Mount Perry

Mount Perry, North Burnett Area
Mount Perry settlement began in the late 1840s with the taking up of large sheep grazing stations, mining activity began in the 1860s and the discovery of rich copper deposits led to a mining boom. Today there is still mining activity in the town.

Gin Gin

Gin Gin, Bundaberg Area
Gin Gin must be one of the only towns in Australia that can link bushrangers, thick scrub, red soil and barramundi together through its unique and varied history and landscape. A perfect pit stop on your way North or South, Gin Gin is often referred to as Wild Scotsman country as one of Queensland's rogue bushrangers was captured here in 1866.

Yowah

Yowah, Paroo Area
Yowah is ‘The Friendly Opal Field’ 165 kilometres west of Cunnamulla. It is the home of the Yowah Opal Nut and the Ironstone Matrix Opal, an opal type to be found only in this part of Queensland. Opal was first discovered here towards the end of the 19th century and production still continues.

Kilkivan

Kilkivan, Gympie Area
Kilkivan is a small, relaxed country town with a unique ‘frontier’ feel.

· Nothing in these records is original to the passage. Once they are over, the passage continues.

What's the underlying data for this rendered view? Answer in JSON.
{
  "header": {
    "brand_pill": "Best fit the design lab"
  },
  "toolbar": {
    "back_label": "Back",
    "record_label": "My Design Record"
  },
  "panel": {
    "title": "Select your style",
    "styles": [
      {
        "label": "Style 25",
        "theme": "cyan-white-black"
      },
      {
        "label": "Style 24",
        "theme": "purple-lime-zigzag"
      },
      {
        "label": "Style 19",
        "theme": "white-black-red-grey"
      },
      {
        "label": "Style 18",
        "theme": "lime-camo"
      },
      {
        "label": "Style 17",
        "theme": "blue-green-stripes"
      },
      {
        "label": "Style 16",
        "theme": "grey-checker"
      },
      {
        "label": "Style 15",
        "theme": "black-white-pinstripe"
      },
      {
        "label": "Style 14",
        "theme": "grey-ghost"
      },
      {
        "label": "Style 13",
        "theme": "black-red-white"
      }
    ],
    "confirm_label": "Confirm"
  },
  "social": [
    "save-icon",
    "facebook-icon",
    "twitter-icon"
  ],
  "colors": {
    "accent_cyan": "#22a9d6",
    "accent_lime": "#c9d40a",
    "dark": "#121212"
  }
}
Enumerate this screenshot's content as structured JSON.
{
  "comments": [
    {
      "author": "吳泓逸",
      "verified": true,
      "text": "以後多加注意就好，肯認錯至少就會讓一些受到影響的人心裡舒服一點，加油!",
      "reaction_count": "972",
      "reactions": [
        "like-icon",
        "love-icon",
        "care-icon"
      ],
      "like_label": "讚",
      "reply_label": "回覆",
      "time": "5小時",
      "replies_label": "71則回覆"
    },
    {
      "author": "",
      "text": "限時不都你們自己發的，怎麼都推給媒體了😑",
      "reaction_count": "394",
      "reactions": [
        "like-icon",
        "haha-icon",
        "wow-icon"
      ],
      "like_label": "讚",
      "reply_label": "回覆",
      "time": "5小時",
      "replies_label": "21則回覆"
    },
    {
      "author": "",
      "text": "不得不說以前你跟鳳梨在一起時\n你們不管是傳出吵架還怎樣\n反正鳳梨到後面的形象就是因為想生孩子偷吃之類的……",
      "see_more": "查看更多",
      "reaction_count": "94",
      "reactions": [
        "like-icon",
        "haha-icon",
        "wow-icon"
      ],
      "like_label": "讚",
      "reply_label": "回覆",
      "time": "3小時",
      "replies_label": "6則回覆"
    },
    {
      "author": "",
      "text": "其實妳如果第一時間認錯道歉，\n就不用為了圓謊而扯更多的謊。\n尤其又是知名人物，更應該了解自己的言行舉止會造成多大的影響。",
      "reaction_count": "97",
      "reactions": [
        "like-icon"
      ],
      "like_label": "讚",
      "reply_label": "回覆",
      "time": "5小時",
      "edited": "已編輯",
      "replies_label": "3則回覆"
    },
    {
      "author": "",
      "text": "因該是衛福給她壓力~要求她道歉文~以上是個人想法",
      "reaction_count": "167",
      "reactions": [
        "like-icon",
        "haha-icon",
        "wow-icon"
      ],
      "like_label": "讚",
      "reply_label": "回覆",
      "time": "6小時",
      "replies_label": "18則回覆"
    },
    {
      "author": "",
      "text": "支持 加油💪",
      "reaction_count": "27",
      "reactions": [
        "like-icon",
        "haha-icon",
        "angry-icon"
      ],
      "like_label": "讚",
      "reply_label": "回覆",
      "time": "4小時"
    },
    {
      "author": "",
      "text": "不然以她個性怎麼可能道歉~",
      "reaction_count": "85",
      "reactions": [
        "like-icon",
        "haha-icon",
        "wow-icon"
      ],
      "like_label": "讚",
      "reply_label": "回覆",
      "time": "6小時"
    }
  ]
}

It was near Kilkivan in 1852 that gold was first discovered in Queensland leading to a gold rush. Many amateur prospectors still pan for gold in the surrounding countryside intersected by numerous small ranges and ravines.

Fraser Coast Region

Hervey Bay, Fraser Coast Area
Queensland's Fraser Coast unites two World Heritage icons - Fraser Island and the Great Barrier Reef - and offers some of the best natural experiences on earth including amazing encounters with humpback whales.

Severnlea

Severnlea, Southern Downs Area
Just south of Stanthorpe, the Granite Belt village of Severnlea is a centre for commercial fruit production and also topaz fossicking. Venture down the various byways to discover fruit stalls stocking seasonal stone fruits and berries from November to March.

Richmond

Richmond, Mackay Area
Imagine being in a place so diverse, so vast, you feel an indescribable sense of freedom. From the plains of the downs country to the silvery shimmer of the sun shining on the gidgee trees in the forest country, Richmond is often referred to as an oasis in the Outback.

Adavale

Adavale, Quilpie Area
Once a thriving town and business centre, Adavale's population has dwindled to around 15 today. Changing the planned railway line from Adavale to what is now Quilpie, was the beginning of the end for this pioneering town's prosperity.
Sorry, there are no results that match your search.
Displaying 1-10 of 69
Sort by:
Show: